# Dataset records:

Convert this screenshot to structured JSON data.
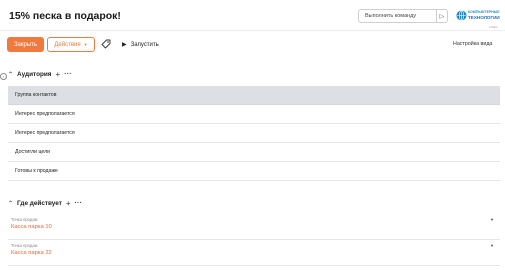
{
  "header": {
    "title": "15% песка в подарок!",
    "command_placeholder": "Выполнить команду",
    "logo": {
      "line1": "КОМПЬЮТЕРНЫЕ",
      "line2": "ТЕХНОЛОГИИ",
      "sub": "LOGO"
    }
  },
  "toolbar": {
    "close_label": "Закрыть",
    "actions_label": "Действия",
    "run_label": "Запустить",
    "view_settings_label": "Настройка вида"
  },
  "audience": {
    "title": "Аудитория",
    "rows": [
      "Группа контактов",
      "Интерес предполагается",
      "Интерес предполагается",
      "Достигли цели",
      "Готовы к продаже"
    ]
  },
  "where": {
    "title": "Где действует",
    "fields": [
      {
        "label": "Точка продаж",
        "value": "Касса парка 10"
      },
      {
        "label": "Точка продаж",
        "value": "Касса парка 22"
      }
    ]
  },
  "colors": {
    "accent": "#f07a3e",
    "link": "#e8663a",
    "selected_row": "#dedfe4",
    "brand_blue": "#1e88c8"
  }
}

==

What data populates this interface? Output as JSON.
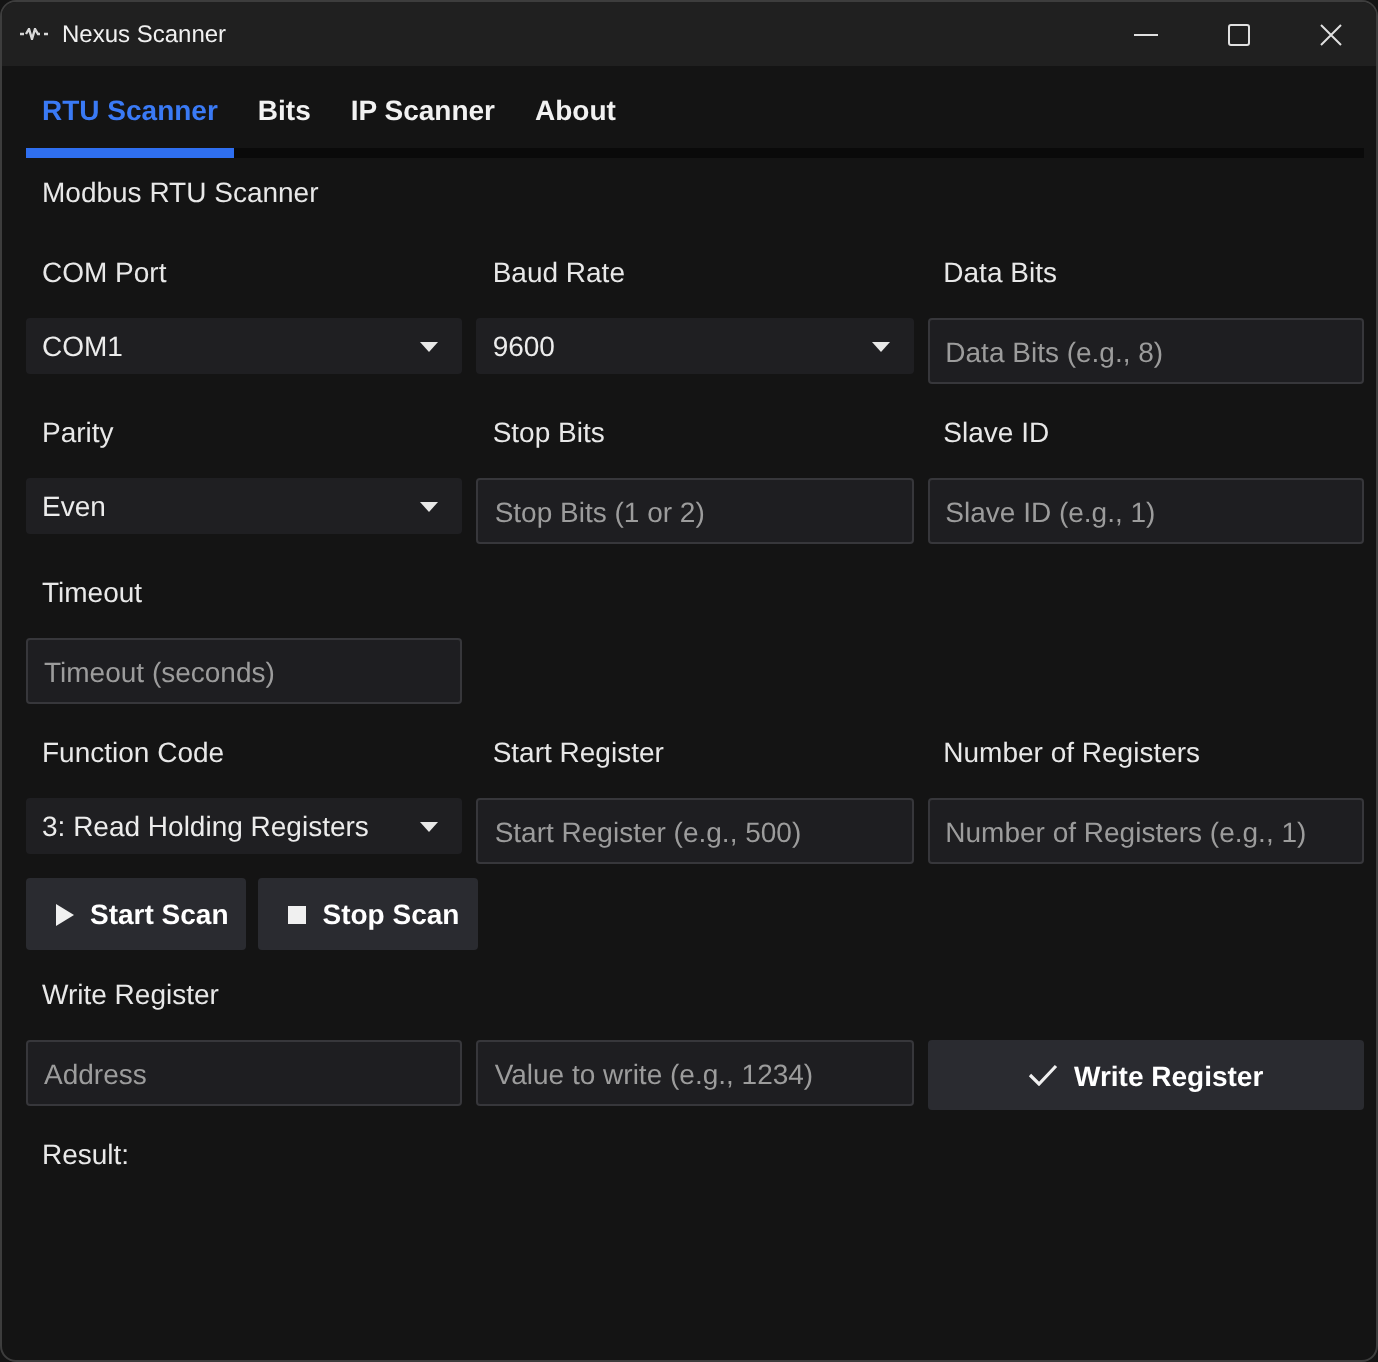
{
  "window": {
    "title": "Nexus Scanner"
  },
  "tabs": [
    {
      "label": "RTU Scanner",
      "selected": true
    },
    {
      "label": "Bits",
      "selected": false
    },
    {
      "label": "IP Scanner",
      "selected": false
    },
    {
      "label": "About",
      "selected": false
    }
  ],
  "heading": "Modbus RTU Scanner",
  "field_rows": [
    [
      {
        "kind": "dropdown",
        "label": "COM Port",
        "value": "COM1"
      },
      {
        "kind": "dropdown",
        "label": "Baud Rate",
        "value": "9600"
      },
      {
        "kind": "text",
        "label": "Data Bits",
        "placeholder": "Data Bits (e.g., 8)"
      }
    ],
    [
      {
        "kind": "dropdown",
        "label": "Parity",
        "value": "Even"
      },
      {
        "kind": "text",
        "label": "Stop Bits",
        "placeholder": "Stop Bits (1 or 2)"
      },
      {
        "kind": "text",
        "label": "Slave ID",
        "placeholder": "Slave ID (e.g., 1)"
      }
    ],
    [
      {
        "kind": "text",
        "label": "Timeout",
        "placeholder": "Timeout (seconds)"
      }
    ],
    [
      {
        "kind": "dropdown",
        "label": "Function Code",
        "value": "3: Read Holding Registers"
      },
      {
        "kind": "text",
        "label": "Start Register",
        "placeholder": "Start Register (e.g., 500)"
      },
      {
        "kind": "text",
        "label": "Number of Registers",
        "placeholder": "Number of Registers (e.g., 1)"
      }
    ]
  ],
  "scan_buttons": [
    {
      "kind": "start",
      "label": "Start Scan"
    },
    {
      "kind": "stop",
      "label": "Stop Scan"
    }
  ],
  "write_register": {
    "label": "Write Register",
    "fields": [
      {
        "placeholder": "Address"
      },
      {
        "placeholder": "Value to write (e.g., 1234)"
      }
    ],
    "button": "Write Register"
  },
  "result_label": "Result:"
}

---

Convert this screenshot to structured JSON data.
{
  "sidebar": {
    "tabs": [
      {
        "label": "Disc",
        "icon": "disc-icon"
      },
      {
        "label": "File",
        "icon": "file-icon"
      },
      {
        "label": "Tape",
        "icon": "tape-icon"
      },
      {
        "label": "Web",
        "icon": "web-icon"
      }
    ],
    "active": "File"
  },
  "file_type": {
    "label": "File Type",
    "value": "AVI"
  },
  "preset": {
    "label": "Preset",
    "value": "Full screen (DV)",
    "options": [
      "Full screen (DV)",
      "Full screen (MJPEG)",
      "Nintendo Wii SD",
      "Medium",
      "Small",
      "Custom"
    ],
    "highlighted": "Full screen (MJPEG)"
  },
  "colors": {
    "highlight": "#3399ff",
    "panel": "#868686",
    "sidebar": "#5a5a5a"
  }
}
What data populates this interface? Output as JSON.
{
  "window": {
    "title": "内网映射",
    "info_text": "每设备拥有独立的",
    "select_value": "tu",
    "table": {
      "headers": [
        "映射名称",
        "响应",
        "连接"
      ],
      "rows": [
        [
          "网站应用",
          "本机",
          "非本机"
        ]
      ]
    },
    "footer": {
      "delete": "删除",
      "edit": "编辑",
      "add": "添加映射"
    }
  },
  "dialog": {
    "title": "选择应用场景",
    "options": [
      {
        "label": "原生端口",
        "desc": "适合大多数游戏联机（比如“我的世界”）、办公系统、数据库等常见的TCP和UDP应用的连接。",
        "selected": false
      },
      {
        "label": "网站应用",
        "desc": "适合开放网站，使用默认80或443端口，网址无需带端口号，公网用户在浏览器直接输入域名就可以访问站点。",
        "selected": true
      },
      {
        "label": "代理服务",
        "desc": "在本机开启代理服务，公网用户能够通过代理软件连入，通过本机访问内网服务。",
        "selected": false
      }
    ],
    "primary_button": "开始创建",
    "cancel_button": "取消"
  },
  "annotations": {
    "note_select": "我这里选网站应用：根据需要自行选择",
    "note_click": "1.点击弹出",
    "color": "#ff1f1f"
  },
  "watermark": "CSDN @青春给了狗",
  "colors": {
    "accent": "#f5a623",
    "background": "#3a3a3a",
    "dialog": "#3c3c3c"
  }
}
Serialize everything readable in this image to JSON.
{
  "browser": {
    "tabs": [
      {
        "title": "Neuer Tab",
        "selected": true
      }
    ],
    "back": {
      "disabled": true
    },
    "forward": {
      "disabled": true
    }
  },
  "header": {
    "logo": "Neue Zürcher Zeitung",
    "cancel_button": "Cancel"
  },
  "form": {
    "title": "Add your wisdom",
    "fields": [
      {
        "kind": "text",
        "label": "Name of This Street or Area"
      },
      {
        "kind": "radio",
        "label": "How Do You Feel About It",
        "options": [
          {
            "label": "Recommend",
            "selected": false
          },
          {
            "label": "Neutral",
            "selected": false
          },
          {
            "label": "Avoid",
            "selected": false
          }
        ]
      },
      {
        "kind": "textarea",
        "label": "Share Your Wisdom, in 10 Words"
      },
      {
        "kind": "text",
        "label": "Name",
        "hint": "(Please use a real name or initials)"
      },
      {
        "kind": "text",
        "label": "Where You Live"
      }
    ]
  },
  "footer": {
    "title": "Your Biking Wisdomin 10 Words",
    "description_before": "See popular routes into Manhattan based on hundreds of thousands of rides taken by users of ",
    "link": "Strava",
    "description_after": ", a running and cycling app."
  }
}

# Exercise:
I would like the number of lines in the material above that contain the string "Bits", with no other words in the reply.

# Your solution:
5